Once the wort has been separated, it needs to be boiled, both to add the bittering agents (the Reishi described earlier), as well as to reduce the volume of the liquid, thus increasing the concentration of sugar:
After the wort had boiled for about 90 minutes, it had reached about 2.5 gallons which is what I was looking for. However, at the end of this process, it is important to cool down the wort quickly; if it lingers at too high a temperature it invites bacteria to come in and infect the wort. There are sophisticated wort chillers on the market (which are actually really ingenious) but we ended up just putting the pot into a sinkful of cold water and soaking it, to bring down the temperature:
We drained the sink water 3 times until the wort cooled down to below 80 degrees. At this point we called it a day, and I returned home with a carboy full of wort.
Once I got home, I measured with a hydrometer and found that I had about 5% alcohol potential. At this point, I could simply add yeast, let it ferment, and when it was done I would have a very nice ale. However, this is to be a braggot, not an ale, so I added enough honey to bring the total alcohol potential up to 12%. This alcohol potential is a bit lower than what I usually go with for a mead, but for a braggot I think it will leave a nice flavor. Any beer that is more than 9 or 10% has a very strong flavor (at least of the one’s I’ve sampled) and I want this to be very drinkable. So 12% it is:
Lastly, the yeast was pitched, I added the wort/must into the carboy, shook it up well to oxidize, and sealed it off with an airlock:
And there you have it! After reading this post you will know how to make beer from whole grains, in addition to braggot. Thanks again to Kevin for sharing his process with me!
From here, the process will be similar to any other mead; I’ll let it go until fermentation slows/stops, then I will rack it, allow it to clear, and I will bottle it, most likely into grolsch bottles. I doubt if I’ll use my traditional wine bottles, simply because braggot should be consumed while fresh, and not aged like other meads.
UPDATE: June 26. Racking.
To my surprise, this batch finished primary fermentation in about 2 weeks. The fermentation was very fast compared to normal mead; this is because there is much more yeast nutrients in the grain sugars than in plain honey. The airlock was literally bubbling 4-6x faster for this batch than it normally does. I racked this into another glass carboy on June 26, at which point I took an 11% alcohol potential reading.
UPDATE: July 8. Bottling.

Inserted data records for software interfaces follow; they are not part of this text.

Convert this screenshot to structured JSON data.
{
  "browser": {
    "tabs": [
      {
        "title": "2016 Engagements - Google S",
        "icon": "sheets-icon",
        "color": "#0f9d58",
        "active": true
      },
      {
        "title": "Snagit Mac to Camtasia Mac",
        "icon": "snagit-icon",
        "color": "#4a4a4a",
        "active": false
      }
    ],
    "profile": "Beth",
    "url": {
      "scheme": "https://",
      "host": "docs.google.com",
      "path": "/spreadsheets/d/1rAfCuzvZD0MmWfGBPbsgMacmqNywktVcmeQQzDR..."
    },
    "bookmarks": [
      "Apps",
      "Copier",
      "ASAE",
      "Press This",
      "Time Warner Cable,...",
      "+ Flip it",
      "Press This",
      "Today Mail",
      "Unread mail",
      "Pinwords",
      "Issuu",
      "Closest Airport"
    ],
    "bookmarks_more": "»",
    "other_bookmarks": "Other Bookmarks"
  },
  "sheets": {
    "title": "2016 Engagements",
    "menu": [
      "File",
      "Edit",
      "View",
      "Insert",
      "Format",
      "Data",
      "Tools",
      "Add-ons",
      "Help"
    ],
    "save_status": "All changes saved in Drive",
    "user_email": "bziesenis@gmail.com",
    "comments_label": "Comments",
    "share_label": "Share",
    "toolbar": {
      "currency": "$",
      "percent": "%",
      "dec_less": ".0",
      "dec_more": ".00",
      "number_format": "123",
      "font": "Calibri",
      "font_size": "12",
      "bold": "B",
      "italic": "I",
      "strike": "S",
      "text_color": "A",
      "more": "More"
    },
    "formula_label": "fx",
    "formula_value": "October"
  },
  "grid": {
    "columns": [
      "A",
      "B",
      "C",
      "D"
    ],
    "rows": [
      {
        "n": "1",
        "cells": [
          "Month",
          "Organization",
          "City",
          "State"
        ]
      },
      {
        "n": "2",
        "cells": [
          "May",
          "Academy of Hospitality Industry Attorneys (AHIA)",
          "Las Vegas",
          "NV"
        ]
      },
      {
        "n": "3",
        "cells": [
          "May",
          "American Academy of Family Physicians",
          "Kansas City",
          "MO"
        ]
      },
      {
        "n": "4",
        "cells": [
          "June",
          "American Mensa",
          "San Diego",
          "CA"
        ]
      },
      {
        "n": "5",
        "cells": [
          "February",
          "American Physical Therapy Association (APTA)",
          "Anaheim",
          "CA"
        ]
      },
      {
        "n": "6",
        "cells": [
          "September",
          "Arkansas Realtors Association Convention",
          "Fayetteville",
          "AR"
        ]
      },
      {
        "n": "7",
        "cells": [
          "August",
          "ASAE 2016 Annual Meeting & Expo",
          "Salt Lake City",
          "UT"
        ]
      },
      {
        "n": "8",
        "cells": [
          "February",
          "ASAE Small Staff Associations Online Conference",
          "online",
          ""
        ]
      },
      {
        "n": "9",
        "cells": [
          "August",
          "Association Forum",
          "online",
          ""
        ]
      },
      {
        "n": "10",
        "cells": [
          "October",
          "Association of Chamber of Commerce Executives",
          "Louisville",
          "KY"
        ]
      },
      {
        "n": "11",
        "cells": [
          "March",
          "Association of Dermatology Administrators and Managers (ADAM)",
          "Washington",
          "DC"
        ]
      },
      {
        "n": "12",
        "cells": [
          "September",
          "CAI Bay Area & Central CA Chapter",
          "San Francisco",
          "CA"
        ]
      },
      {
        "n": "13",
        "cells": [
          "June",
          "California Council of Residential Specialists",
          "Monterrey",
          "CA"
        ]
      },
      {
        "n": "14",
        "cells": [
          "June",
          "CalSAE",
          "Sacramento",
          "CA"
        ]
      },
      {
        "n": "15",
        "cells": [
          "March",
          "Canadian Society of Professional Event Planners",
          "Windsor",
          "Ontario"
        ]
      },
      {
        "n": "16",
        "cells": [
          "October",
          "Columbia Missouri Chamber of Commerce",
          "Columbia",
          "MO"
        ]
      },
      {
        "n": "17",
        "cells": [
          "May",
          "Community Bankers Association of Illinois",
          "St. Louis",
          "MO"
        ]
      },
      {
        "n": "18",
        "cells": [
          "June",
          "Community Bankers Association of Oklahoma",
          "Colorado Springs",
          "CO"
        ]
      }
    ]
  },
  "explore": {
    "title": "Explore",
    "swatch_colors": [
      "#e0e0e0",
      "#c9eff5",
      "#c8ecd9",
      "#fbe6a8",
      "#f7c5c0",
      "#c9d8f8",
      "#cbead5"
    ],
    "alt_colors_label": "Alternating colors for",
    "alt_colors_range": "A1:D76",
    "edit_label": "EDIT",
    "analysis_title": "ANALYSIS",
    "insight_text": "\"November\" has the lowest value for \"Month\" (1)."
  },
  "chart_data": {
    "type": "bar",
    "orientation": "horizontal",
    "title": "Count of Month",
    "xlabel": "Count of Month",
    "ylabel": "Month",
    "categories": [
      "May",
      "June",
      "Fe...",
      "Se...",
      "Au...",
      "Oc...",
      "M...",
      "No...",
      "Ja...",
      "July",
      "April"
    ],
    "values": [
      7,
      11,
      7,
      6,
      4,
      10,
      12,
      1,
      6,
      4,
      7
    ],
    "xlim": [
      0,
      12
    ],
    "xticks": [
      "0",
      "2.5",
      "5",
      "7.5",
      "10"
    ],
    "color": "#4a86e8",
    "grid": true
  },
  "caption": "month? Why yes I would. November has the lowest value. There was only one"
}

I bottled the braggot tonight. Unfortunately most of the pictures I took didn’t come out, but I will explain the process. It’s a bit different for a braggot, because we want it to carbonate inside the bottle. This is accomplished by adding fresh sugar — called “priming sugar” — for the yeast to ferment inside the bottle; since the bottle is airtight (with a cap), the carbon dioxide cannot escape and instead dissolves inside the liquid. Typically, beers that have been “bottle conditioned” in this way are ready to drink in a week or two after bottling.
Specifically, I had some leftover dried malt extract that I could use as a priming sugar:
The formula I used comes from Charlie Papazian’s The Complete Joy Of Homebrewing. For 2.5 gallons of braggot (or beer), I need 5/8c of malt extract for a priming sugar. I dissolved this sugar into about a cup of spring water:
I heated this up enough to get all the sugar to dissolve. Then I poured this sugar water into the bottom of a plastic brewing vessel with a valve at the bottom, that I used to use regularly when bottling beers. Then, I siphoned the braggot into this same vessel, so that the sugar water would evenly dissolve. From there, I was able to fill each bottle with a siphoning tube just by using the valve, without having to siphon:
You can see the result in the above photo, I got 14 12oz bottles, and 4 22oz bottles all told, including losing some of it due to being careless and having a bigger than usual spill. :-(
The braggot tastes delicious now, though it is flat; I can’t wait to try it in a week or two once it’s carbonated!